Drive, the new film from director Nicolas Winding Refn, is a stunning example of genre blending that’s as brutal as it is beautiful. Moments of beatific solitude sit beside flashes of brutish violence in an oddly natural way. But this makes sense considering the whole movie is a study in contrast.
Based on the novel by author James Sallis, Drive is 1950s L.A. noir blended with one those wonderful ‘70s muscle car flicks, like Bullitt or Two-Lane Blacktop. Refn then adds a dream-like sheen and adorns the film with ‘80s sounds, European colors and contemporary arthouse flourishes. The result is one of the most cinematically interesting crime dramas to pull into theaters in a while.
Ryan Gosling is Driver. Driver drives — that’s what he does, and that’s who he is. He doesn’t say much, but his performance behind the wheel speaks volumes. Whether he’s acting as wheelman for a petty crime or flipping cars as a stuntman for Shannon (Bryan Cranston), Driver isn’t alive unless he’s moving. He doesn’t realize how empty this existence is until he meets Irene, played with a heartfelt ingenuousness by Carey Mulligan, and her young son. Soon, Driver becomes their friend and fills the void left by Irene’s husband, Standard (Oscar Isaac), who’s doing time. Things get complicated when Standard returns home with some rather unpleasant baggage in tow.

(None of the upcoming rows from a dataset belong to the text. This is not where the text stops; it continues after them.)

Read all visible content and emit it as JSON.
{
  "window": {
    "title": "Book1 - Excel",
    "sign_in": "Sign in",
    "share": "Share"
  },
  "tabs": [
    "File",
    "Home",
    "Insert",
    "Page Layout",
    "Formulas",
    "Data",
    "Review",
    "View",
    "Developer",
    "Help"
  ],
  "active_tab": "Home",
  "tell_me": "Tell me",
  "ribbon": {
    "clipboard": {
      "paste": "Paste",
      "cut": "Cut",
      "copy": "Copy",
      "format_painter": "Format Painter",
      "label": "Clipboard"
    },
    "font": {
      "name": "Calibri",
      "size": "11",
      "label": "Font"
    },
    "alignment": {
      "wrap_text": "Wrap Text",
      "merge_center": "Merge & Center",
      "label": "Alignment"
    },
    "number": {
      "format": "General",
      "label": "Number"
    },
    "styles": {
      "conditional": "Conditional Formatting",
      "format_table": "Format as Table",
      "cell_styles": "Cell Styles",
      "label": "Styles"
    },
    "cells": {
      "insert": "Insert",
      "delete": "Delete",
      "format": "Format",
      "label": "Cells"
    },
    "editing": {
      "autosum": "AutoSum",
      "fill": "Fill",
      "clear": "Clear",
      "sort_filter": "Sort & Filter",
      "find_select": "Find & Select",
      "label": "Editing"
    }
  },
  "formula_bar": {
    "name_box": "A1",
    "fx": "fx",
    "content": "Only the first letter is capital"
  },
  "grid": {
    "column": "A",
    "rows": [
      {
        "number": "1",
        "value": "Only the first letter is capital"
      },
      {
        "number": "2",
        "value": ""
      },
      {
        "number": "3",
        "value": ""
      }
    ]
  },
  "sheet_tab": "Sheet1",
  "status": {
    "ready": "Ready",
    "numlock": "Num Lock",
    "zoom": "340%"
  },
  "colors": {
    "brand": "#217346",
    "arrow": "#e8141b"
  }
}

The flick is anchored by a very controlled, quiet Ryan Gosling. Driver is very much an archetypal character. Driver is a simple man, a man who wants nothing but what he earns and what’s right, and Gosling nails it with a still, measured performance. Driver is a nod to The Driver, Walter Hill’s 1978 film, which itself is a nod to Jean-Pierre Melville’s Le Samouraï. But Driver is also Steve McQueen and James Dean. Gosling is well aware of these touchstones and his work here is inspired by them, and just inspired.
I first became aware of Gosling back when he was Young Hercules, but I didn’t really take notice until The Believer a couple of years later. He’s been fantastic in several small films throughout his career, but he’s still best known as the star of The Notebook. And that’s fine. Gosling hasn’t let the popularity gained from that one role stop him from doing interesting work.
Drive is filled with superb performances though. In addition to Carey Mulligan and Bryan Cranston, there’s fine work from Oscar Isaac and Ron Perlman, whose turn as a loud, gaudy mobster is pitched just right. Christina Hendricks does what she can with a small role as a double-crossing moll, but it’s Albert Brooks, as a quietly menacing low-level crime lord, who steals the show.
The flick opens with a tense pre-title sequence that both electrifies and informs. As a director, where Refn excels is the details. A cutaway shot, a perfectly composed frame, subtle use of reflection and color, the patience to let a scene run just long enough — all these small touches add up to a masterful film.
By taking the best stylistic elements from decades past and combining them, and employing one of the better acting ensembles in recent memory, Refn has delivered a movie that spins a slightly weary style in a new direction to great effect. Drive might not be entirely original, but it’s totally unique. And that, in itself, is quite an accomplishment.